Braeyden Jae / Ant’lrd
Braeyden Jae / Ant’lrd
Whited Sepulchre Records
Braeyden Jae / Ant’lrd = Boris + OM
Local ambient hero Braeyden Jae and Portland-based Ant’lrd have split a self-titled cassette and synonymous digital release. On Braeyden Jae / Ant’lrd, we find two distinct artists attempting to find common ground. Where Braeyden Jae is cool, patient and detached, Ant’lrd is direct, driving and present. Both styles are equally viable, but situated next to each other they act to reveal, more than anything else, the other’s differences.
In monochrome, the cover presents a paradox of order and chaos. A conglomeration of figures and patterns relating to geometry, esoteric thought, celestial bodies, life and death, and blue-collar workings stand suspended, giving the impression of a Masonic ritual for the mismatched, though representative, common man. The line separating—but inevitably connecting—these notions of the commonplace and the grand is crossed time and again in image and sound, asking us to refine our definitions of each.
Braeyden Jae opens up side A of the album with “Soft Reunion.” Droning sounds, reminiscent of cathedral-echoed organs, fill the track, creating a sense of awe and reverence, while a dissonant static punctuates the piece like a mumbling preacher attempting a sermon. “Endless Endings” creates a certain feeling of freedom with its shiny tones and glittering percussion. Side A is brought to a close by “Inifinty Char.” The song, through its beautifully trailing notes and slender background buzzing, gives the listener the impression of flying, occupying the space between reality and something greater. Ant’lrd is not entirely disloyal to the preceding sounds, and begins side B with “Dream River Artifact I,” a song filled with slow, flanging, air-like movements, discreet grumblings and a clicking at the end. “Dream River Artifact II” contains a sonic womp that speeds up and slows down imperceptibly over percussive glitches, creating a pleasurably moving experience—easily my favorite. Side B closes with “The Dark Between the Stars III,” which ultimately stands as Ant’lrd’s decadently dark contribution to the split—in a somewhat simplified creaking static, a heavenly ringing comprises the majority of the track and, in the last 30 seconds, is overtaken by a new-age beat and progression.

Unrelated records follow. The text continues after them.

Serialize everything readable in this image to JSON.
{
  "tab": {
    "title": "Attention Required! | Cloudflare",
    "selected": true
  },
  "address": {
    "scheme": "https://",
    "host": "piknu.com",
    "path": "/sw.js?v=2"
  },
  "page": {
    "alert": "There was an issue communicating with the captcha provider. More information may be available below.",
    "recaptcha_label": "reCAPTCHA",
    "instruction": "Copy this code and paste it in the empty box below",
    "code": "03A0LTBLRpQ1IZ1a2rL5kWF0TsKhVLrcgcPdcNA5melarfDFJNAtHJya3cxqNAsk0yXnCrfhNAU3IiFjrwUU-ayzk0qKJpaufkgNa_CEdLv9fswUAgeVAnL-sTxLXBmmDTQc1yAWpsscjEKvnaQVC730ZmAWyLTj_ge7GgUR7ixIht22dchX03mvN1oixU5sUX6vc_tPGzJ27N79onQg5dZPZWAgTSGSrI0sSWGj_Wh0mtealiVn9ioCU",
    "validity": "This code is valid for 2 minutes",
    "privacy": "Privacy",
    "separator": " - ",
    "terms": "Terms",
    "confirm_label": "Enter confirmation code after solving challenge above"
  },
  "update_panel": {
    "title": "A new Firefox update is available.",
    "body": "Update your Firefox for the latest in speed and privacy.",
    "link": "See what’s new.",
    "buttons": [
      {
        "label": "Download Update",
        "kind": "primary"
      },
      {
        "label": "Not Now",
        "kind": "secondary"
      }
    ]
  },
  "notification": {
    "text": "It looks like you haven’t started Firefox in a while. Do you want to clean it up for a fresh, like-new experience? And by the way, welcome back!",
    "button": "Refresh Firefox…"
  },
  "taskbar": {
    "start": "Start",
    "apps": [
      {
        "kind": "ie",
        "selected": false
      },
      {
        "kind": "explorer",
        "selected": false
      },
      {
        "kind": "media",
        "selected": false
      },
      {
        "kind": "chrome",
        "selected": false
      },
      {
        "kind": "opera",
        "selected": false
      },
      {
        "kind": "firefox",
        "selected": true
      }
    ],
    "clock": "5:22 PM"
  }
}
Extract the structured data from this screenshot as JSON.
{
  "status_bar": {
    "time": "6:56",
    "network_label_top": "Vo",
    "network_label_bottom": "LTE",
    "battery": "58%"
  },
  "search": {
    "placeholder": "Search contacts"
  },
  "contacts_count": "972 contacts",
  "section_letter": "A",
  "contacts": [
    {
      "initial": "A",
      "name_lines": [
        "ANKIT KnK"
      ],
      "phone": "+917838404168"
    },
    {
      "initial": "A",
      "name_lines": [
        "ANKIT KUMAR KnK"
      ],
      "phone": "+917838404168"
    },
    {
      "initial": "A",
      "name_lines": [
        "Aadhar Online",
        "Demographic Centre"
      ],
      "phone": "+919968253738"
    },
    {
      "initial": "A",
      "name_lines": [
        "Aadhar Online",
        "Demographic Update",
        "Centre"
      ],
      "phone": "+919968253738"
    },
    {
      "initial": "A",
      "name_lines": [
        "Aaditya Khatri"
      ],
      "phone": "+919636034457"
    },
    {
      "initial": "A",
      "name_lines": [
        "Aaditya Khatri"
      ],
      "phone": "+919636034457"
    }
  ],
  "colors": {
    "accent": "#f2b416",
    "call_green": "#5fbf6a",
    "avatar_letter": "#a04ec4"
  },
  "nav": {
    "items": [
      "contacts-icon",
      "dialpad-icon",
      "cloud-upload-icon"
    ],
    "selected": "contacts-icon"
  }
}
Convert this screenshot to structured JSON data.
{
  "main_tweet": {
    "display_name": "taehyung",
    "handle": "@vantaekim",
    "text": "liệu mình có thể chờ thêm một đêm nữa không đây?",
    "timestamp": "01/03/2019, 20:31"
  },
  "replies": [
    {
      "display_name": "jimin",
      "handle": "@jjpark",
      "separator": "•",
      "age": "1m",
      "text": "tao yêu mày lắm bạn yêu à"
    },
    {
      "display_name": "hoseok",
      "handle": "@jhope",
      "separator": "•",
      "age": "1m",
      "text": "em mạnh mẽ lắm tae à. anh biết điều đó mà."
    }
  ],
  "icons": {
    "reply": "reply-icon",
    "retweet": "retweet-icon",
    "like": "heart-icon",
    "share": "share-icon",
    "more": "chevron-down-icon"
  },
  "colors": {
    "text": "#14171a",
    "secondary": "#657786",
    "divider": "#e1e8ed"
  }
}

Ultimately, Braeyden Jae’s side is stronger. It is humble and charming—both are indispensable qualities. But Ant’lrd’s side is the more diverse and surprising of the two, containing the beautiful inconsistencies that warrant each successive listen. Braeyden Jae / Ant’lrd is a split worth investing in. –Z. Smith